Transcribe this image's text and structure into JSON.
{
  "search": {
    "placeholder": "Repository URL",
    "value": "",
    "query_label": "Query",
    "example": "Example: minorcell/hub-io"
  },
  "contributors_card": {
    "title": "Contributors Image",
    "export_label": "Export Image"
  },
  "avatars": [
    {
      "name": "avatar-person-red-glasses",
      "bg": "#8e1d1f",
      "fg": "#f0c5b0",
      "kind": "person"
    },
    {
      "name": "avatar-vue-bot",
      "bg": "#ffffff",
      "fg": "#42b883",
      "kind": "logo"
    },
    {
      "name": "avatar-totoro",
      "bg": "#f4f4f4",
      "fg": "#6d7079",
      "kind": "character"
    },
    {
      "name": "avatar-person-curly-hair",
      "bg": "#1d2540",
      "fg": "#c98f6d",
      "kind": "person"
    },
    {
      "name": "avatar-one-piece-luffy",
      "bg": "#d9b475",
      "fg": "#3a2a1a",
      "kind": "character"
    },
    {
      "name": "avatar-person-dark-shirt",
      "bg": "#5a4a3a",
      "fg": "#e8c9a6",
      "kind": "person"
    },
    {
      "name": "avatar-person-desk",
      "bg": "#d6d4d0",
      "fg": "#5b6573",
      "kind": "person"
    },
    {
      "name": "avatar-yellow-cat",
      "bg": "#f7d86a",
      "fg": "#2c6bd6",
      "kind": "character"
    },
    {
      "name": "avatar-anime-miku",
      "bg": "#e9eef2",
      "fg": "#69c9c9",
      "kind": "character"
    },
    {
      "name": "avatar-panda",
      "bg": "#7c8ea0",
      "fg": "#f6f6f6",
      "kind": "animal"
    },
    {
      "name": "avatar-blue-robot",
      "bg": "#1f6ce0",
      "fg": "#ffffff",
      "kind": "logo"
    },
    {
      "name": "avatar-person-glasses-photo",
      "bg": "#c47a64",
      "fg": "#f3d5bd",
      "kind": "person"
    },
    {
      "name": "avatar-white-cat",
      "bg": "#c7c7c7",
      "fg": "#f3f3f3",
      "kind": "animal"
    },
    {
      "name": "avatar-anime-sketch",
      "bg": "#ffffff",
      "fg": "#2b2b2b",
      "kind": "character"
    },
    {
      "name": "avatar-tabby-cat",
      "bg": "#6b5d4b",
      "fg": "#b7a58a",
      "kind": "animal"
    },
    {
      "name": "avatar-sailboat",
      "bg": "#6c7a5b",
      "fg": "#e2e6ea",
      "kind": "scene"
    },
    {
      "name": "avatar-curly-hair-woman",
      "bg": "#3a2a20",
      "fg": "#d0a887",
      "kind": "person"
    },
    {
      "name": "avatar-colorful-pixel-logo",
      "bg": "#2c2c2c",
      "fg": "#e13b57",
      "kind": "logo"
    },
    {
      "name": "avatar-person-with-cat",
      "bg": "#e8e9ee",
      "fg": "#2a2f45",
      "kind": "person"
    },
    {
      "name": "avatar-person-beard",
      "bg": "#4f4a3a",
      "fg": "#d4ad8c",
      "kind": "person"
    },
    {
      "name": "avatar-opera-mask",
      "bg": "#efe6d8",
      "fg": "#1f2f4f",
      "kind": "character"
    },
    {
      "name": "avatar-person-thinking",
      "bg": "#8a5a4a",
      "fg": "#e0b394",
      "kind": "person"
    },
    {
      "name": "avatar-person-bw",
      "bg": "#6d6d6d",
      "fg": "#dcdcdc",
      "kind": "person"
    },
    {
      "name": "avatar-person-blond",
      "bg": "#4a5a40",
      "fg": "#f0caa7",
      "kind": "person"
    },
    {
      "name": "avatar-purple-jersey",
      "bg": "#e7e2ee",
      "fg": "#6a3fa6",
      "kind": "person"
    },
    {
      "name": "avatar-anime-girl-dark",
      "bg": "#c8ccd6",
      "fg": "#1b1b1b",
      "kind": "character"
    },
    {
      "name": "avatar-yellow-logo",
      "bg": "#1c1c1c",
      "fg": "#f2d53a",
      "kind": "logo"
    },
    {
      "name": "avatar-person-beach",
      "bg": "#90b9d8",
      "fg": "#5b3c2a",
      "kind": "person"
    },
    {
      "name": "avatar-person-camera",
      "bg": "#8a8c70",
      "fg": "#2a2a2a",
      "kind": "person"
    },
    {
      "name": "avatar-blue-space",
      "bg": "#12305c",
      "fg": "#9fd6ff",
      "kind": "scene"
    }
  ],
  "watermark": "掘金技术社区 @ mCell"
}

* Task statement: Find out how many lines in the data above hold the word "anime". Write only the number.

* Solution for this exercise: 3